Records for processing: Begin

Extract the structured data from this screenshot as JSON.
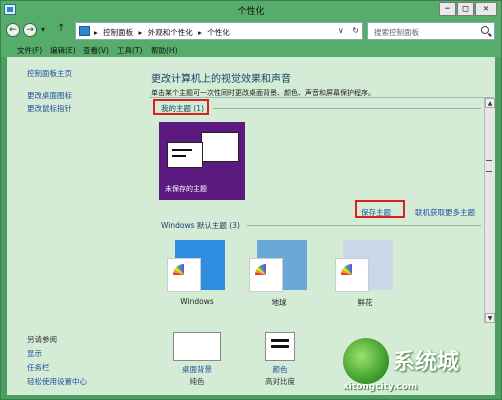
{
  "window": {
    "title": "个性化",
    "minimize": "−",
    "maximize": "□",
    "close": "✕"
  },
  "nav": {
    "back": "←",
    "forward": "→",
    "dropdown": "▾",
    "up": "↑",
    "breadcrumbs": [
      "控制面板",
      "外观和个性化",
      "个性化"
    ],
    "separator": "▸",
    "address_dropdown": "∨",
    "refresh": "↻",
    "search_placeholder": "搜索控制面板"
  },
  "menu": [
    "文件(F)",
    "编辑(E)",
    "查看(V)",
    "工具(T)",
    "帮助(H)"
  ],
  "sidebar": {
    "links": [
      "控制面板主页",
      "更改桌面图标",
      "更改鼠标指针"
    ],
    "see_also": "另请参阅",
    "see_also_links": [
      "显示",
      "任务栏",
      "轻松使用设置中心"
    ]
  },
  "main": {
    "title": "更改计算机上的视觉效果和声音",
    "description": "单击某个主题可一次性同时更改桌面背景、颜色、声音和屏幕保护程序。",
    "my_themes_label": "我的主题 (1)",
    "unsaved_theme": "未保存的主题",
    "save_theme": "保存主题",
    "get_more": "联机获取更多主题",
    "windows_default_label": "Windows 默认主题 (3)",
    "themes": [
      {
        "name": "Windows",
        "color": "#2f8ee0"
      },
      {
        "name": "地球",
        "color": "#6aa8d8"
      },
      {
        "name": "鲜花",
        "color": "#c9d7e8"
      }
    ]
  },
  "bottom": {
    "background": {
      "label": "桌面背景",
      "sub": "纯色"
    },
    "color": {
      "label": "颜色",
      "sub": "高对比度"
    }
  },
  "watermark": {
    "text": "系统城",
    "url": "xitongcity.com"
  }
}
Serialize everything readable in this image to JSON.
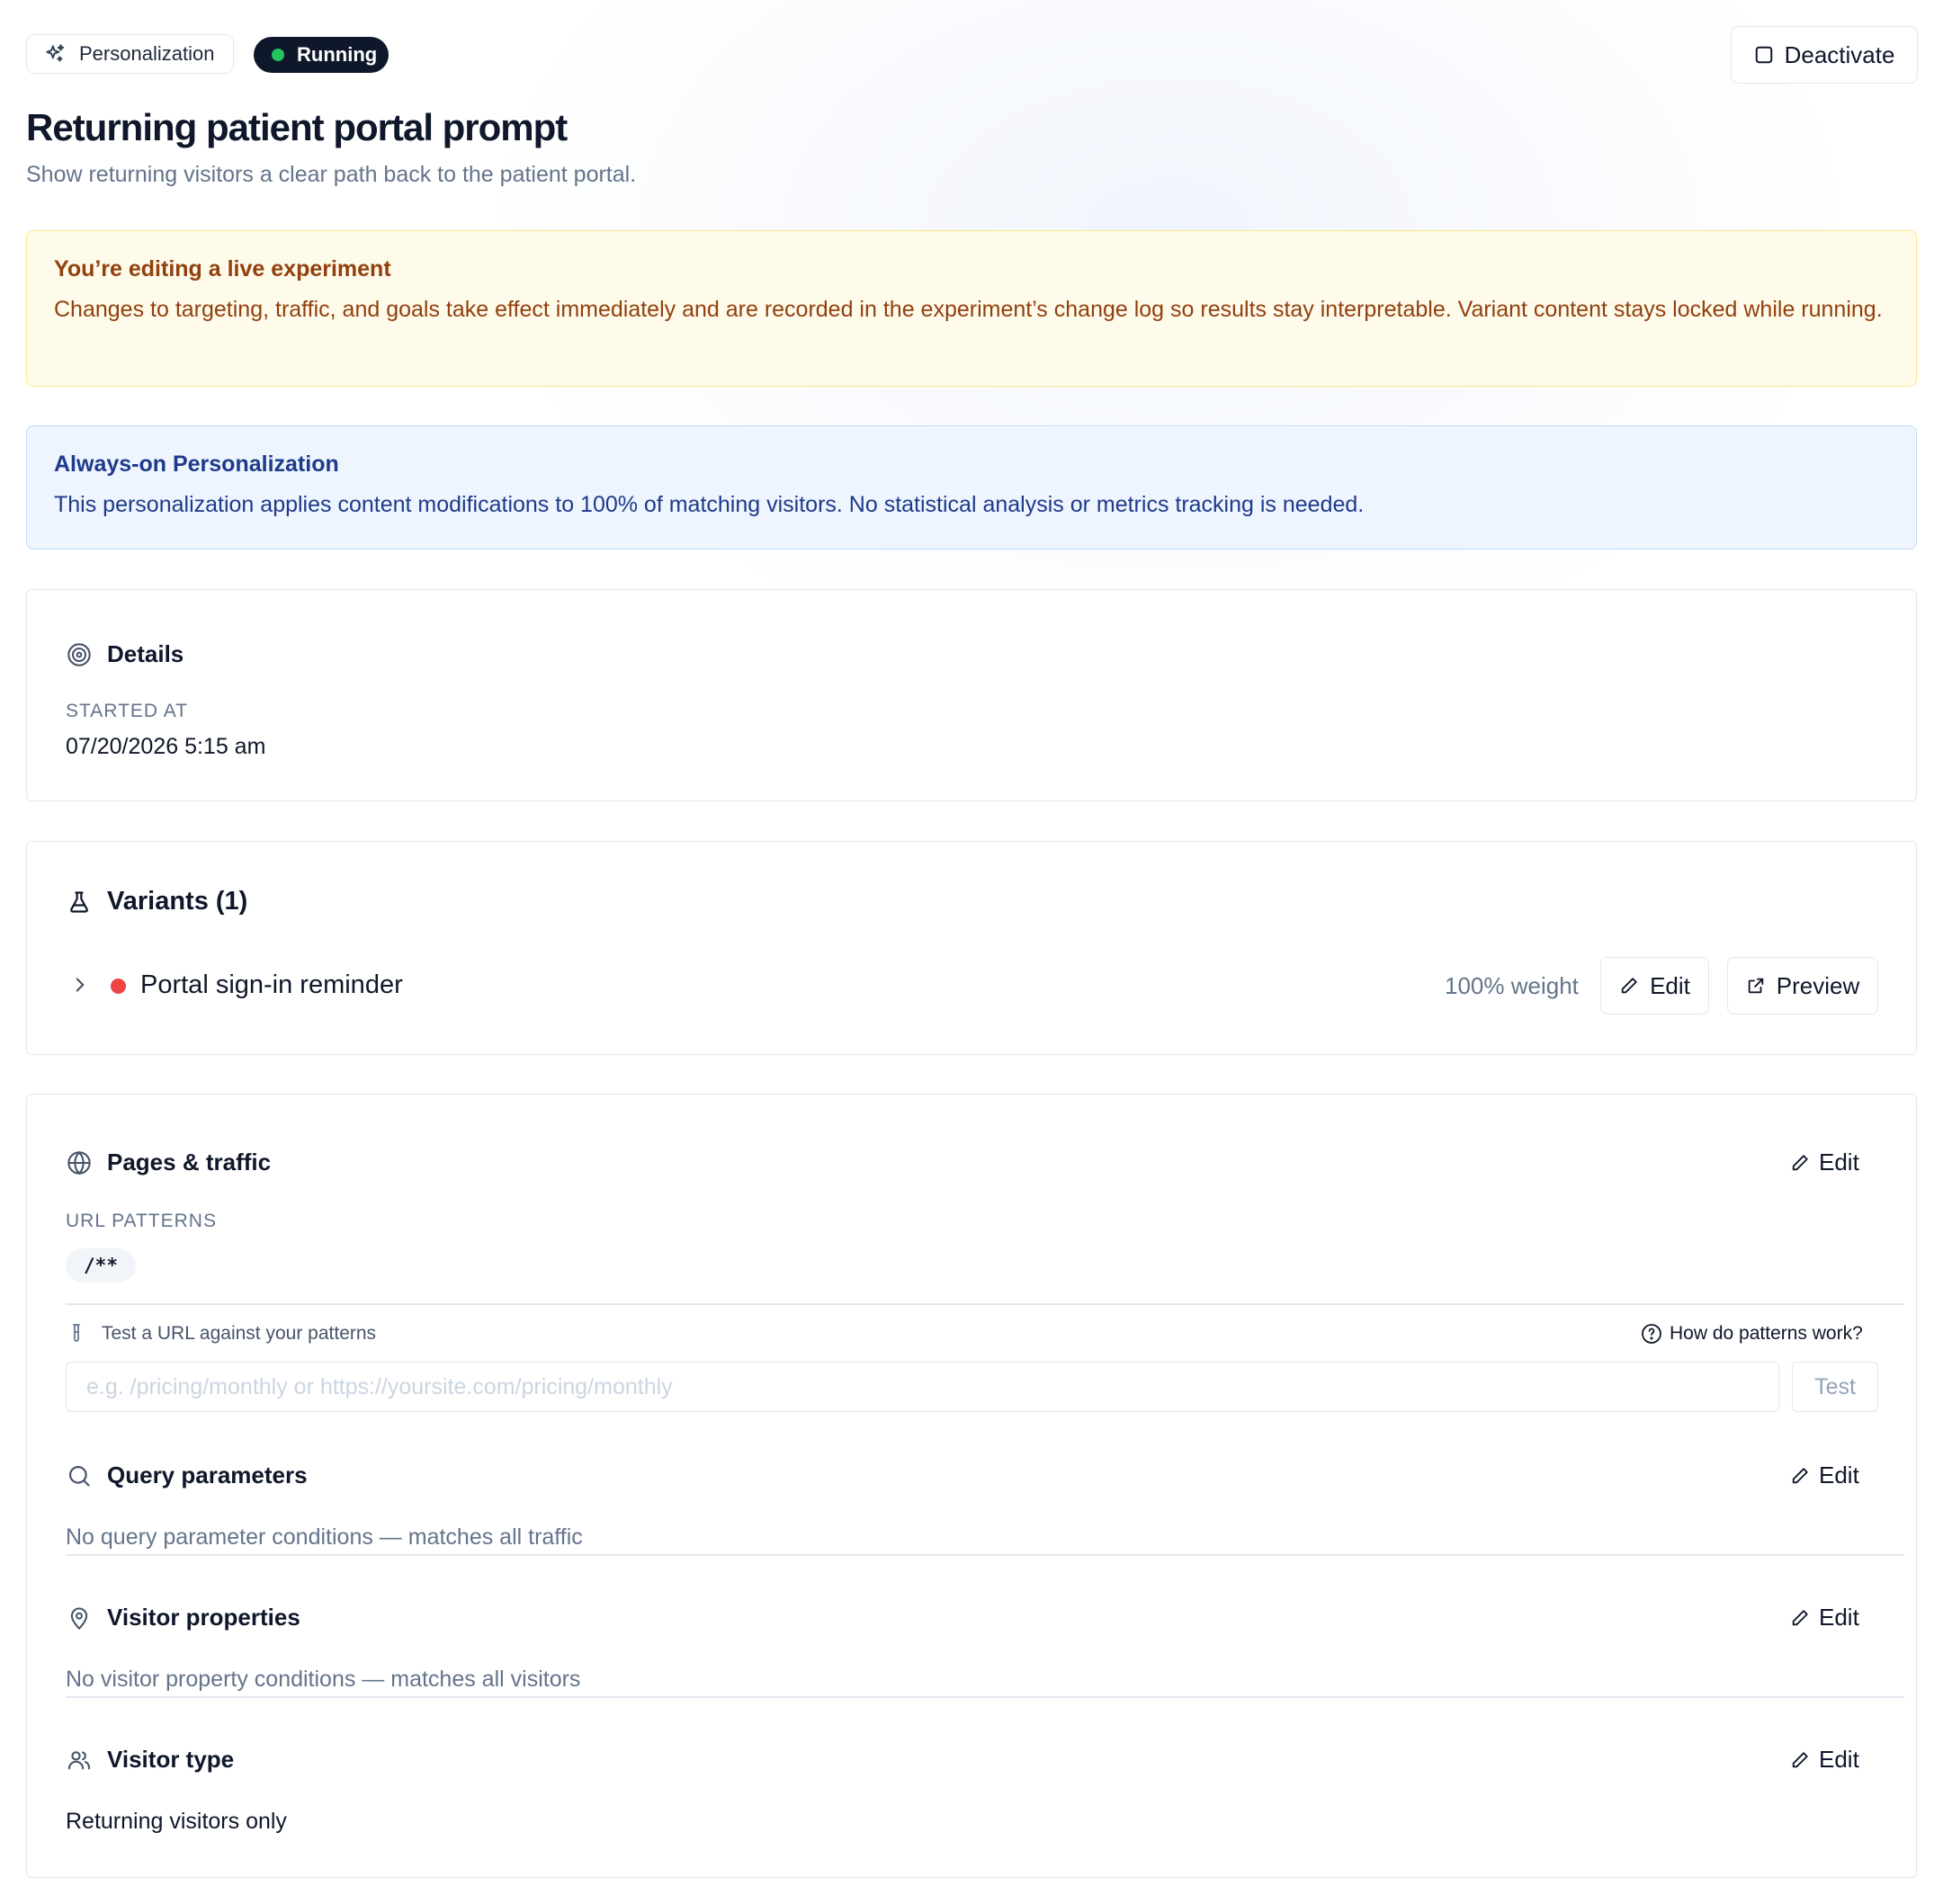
{
  "header": {
    "type_label": "Personalization",
    "status_label": "Running",
    "status_color": "#22c55e",
    "deactivate_label": "Deactivate",
    "title": "Returning patient portal prompt",
    "subtitle": "Show returning visitors a clear path back to the patient portal."
  },
  "warning": {
    "title": "You’re editing a live experiment",
    "body": "Changes to targeting, traffic, and goals take effect immediately and are recorded in the experiment’s change log so results stay interpretable. Variant content stays locked while running."
  },
  "info": {
    "title": "Always-on Personalization",
    "body": "This personalization applies content modifications to 100% of matching visitors. No statistical analysis or metrics tracking is needed."
  },
  "details": {
    "heading": "Details",
    "started_label": "STARTED AT",
    "started_value": "07/20/2026 5:15 am"
  },
  "variants": {
    "heading": "Variants (1)",
    "items": [
      {
        "name": "Portal sign-in reminder",
        "color": "#ef4444",
        "weight": "100% weight",
        "edit_label": "Edit",
        "preview_label": "Preview"
      }
    ]
  },
  "pages": {
    "heading": "Pages & traffic",
    "edit_label": "Edit",
    "url_patterns_label": "URL PATTERNS",
    "patterns": [
      "/**"
    ],
    "test_label": "Test a URL against your patterns",
    "help_label": "How do patterns work?",
    "test_placeholder": "e.g. /pricing/monthly or https://yoursite.com/pricing/monthly",
    "test_button": "Test"
  },
  "query": {
    "heading": "Query parameters",
    "edit_label": "Edit",
    "value": "No query parameter conditions — matches all traffic"
  },
  "visitor_props": {
    "heading": "Visitor properties",
    "edit_label": "Edit",
    "value": "No visitor property conditions — matches all visitors"
  },
  "visitor_type": {
    "heading": "Visitor type",
    "edit_label": "Edit",
    "value": "Returning visitors only"
  }
}
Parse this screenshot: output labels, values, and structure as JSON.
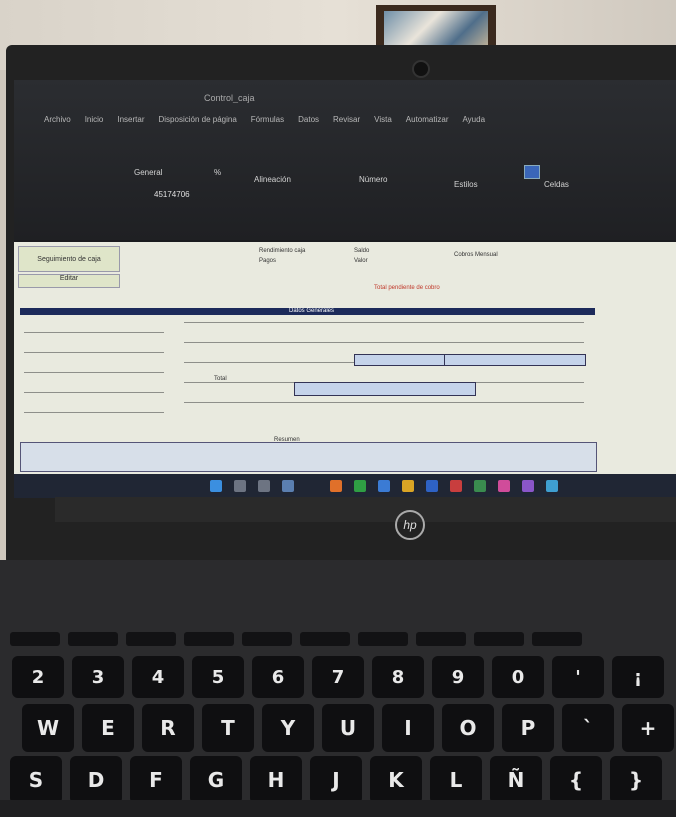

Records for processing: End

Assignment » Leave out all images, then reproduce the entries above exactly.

Result »
Extract the structured data from this screenshot as JSON.
{
  "window": {
    "title": "个性化",
    "minimize": "−",
    "maximize": "□",
    "close": "✕"
  },
  "nav": {
    "back": "←",
    "forward": "→",
    "dropdown": "▾",
    "up": "↑",
    "breadcrumbs": [
      "控制面板",
      "外观和个性化",
      "个性化"
    ],
    "separator": "▸",
    "address_dropdown": "∨",
    "refresh": "↻",
    "search_placeholder": "搜索控制面板"
  },
  "menu": [
    "文件(F)",
    "编辑(E)",
    "查看(V)",
    "工具(T)",
    "帮助(H)"
  ],
  "sidebar": {
    "links": [
      "控制面板主页",
      "更改桌面图标",
      "更改鼠标指针"
    ],
    "see_also": "另请参阅",
    "see_also_links": [
      "显示",
      "任务栏",
      "轻松使用设置中心"
    ]
  },
  "main": {
    "title": "更改计算机上的视觉效果和声音",
    "description": "单击某个主题可一次性同时更改桌面背景、颜色、声音和屏幕保护程序。",
    "my_themes_label": "我的主题 (1)",
    "unsaved_theme": "未保存的主题",
    "save_theme": "保存主题",
    "get_more": "联机获取更多主题",
    "windows_default_label": "Windows 默认主题 (3)",
    "themes": [
      {
        "name": "Windows",
        "color": "#2f8ee0"
      },
      {
        "name": "地球",
        "color": "#6aa8d8"
      },
      {
        "name": "鲜花",
        "color": "#c9d7e8"
      }
    ]
  },
  "bottom": {
    "background": {
      "label": "桌面背景",
      "sub": "纯色"
    },
    "color": {
      "label": "颜色",
      "sub": "高对比度"
    }
  },
  "watermark": {
    "text": "系统城",
    "url": "xitongcity.com"
  }
}
Serialize everything readable in this image to JSON.
{
  "header": {
    "type_label": "Personalization",
    "status_label": "Running",
    "status_color": "#22c55e",
    "deactivate_label": "Deactivate",
    "title": "Returning patient portal prompt",
    "subtitle": "Show returning visitors a clear path back to the patient portal."
  },
  "warning": {
    "title": "You’re editing a live experiment",
    "body": "Changes to targeting, traffic, and goals take effect immediately and are recorded in the experiment’s change log so results stay interpretable. Variant content stays locked while running."
  },
  "info": {
    "title": "Always-on Personalization",
    "body": "This personalization applies content modifications to 100% of matching visitors. No statistical analysis or metrics tracking is needed."
  },
  "details": {
    "heading": "Details",
    "started_label": "STARTED AT",
    "started_value": "07/20/2026 5:15 am"
  },
  "variants": {
    "heading": "Variants (1)",
    "items": [
      {
        "name": "Portal sign-in reminder",
        "color": "#ef4444",
        "weight": "100% weight",
        "edit_label": "Edit",
        "preview_label": "Preview"
      }
    ]
  },
  "pages": {
    "heading": "Pages & traffic",
    "edit_label": "Edit",
    "url_patterns_label": "URL PATTERNS",
    "patterns": [
      "/**"
    ],
    "test_label": "Test a URL against your patterns",
    "help_label": "How do patterns work?",
    "test_placeholder": "e.g. /pricing/monthly or https://yoursite.com/pricing/monthly",
    "test_button": "Test"
  },
  "query": {
    "heading": "Query parameters",
    "edit_label": "Edit",
    "value": "No query parameter conditions — matches all traffic"
  },
  "visitor_props": {
    "heading": "Visitor properties",
    "edit_label": "Edit",
    "value": "No visitor property conditions — matches all visitors"
  },
  "visitor_type": {
    "heading": "Visitor type",
    "edit_label": "Edit",
    "value": "Returning visitors only"
  }
}
Parse this screenshot: output labels, values, and structure as JSON.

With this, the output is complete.